A second government is set to be toppled in a month.
Vanuatu's parliament called an extraordinary sitting on Monday to debate a vote of no-confidence in the government of Prime Minister Sato Kilman, who won power last month via such a vote. The session has been adjourned until Friday.
INTELLIGENCE. Port Vila’s instability is not just of interest to the region, with Kilman – prime minister on four previous occasions – seen as aligned with Beijing, which has reportedly coveted a base in the archipelago 1,750km off the coast of Australia and 500km off the French territory of New Caledonia. But even if China's alleged ambitions are overblown, Beijing can complicate Washington’s plans in the Pacific, as it has done in neighbouring Solomon Islands.

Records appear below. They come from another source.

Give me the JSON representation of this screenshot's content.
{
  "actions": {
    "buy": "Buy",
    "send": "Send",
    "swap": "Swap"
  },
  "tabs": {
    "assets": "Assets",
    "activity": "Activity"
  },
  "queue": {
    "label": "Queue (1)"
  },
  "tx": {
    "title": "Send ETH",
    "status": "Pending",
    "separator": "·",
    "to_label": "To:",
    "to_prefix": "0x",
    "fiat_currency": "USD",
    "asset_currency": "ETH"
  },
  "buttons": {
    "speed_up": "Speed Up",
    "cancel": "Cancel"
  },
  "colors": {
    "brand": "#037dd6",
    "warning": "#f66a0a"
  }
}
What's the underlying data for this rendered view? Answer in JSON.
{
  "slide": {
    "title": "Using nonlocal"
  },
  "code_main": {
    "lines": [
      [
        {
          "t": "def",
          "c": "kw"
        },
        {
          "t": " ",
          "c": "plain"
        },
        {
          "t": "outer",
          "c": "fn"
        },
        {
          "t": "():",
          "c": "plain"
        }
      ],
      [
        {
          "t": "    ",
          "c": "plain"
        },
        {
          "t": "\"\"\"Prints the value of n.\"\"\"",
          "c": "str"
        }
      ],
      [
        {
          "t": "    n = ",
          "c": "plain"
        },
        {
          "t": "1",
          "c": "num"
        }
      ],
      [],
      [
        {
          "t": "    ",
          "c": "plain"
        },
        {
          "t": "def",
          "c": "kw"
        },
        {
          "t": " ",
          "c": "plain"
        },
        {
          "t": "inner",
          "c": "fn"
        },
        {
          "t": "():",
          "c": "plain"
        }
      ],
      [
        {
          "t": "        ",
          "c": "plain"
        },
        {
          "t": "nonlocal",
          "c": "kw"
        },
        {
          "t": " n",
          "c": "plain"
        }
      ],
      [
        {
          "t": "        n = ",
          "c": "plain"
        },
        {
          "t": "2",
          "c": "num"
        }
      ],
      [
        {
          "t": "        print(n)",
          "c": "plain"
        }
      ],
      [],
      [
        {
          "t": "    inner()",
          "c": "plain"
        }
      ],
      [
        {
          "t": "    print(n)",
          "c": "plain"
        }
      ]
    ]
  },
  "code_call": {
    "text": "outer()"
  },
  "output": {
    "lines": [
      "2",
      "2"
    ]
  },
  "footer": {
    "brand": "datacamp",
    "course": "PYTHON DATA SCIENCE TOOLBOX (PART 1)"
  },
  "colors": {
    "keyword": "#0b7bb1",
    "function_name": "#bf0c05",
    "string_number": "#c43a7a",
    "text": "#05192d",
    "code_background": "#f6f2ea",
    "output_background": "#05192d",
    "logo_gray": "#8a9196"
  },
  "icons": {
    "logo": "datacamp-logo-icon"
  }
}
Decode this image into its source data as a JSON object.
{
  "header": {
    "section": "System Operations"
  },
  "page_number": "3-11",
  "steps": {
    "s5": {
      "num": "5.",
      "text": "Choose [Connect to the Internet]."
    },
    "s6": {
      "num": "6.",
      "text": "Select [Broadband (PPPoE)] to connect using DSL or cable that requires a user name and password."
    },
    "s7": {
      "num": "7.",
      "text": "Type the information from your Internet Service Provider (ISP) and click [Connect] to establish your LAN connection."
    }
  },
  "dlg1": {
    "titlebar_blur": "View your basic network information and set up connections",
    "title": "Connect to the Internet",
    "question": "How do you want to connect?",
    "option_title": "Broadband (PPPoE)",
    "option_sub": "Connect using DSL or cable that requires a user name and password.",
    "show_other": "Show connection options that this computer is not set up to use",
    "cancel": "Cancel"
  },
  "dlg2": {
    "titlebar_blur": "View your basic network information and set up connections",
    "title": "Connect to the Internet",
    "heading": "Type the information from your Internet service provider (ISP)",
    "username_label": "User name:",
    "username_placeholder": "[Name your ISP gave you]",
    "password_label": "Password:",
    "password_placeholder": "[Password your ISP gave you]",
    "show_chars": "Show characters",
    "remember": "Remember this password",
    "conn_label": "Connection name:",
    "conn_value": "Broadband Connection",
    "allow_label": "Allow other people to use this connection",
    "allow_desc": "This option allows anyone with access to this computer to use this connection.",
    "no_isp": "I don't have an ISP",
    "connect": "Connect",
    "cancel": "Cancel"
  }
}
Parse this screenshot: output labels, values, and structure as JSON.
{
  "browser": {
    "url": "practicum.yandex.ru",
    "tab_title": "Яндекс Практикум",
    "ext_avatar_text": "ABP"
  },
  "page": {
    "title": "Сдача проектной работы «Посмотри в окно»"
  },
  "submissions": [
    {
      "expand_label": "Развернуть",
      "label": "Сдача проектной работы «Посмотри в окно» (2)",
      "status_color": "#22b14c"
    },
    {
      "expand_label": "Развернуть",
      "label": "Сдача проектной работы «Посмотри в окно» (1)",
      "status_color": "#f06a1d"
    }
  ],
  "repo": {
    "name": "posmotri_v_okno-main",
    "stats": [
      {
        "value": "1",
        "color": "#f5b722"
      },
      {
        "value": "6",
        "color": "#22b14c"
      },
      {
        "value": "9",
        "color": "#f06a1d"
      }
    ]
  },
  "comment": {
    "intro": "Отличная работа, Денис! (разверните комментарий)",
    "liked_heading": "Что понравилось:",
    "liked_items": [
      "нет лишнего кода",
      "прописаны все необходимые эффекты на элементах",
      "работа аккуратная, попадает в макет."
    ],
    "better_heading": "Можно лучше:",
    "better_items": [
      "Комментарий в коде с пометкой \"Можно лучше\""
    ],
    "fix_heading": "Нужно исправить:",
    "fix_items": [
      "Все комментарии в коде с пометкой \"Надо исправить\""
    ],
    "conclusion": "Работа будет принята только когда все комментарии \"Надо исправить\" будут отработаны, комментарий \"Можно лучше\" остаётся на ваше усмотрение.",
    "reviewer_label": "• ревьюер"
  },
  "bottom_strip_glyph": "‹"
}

FOR BUSINESS. Vanuatu relies on Australia for tourism and remittances, but its flag of convenience service – ironically popular among oil firms despite the country's climate advocacy – and dormant plans for a nickel processing industry could boost interest among foreign firms. Its traditional support for the independence of Indonesia’s Papuan provinces is also leading to more proactive engagement from Jakarta, the world’s top nickel producer.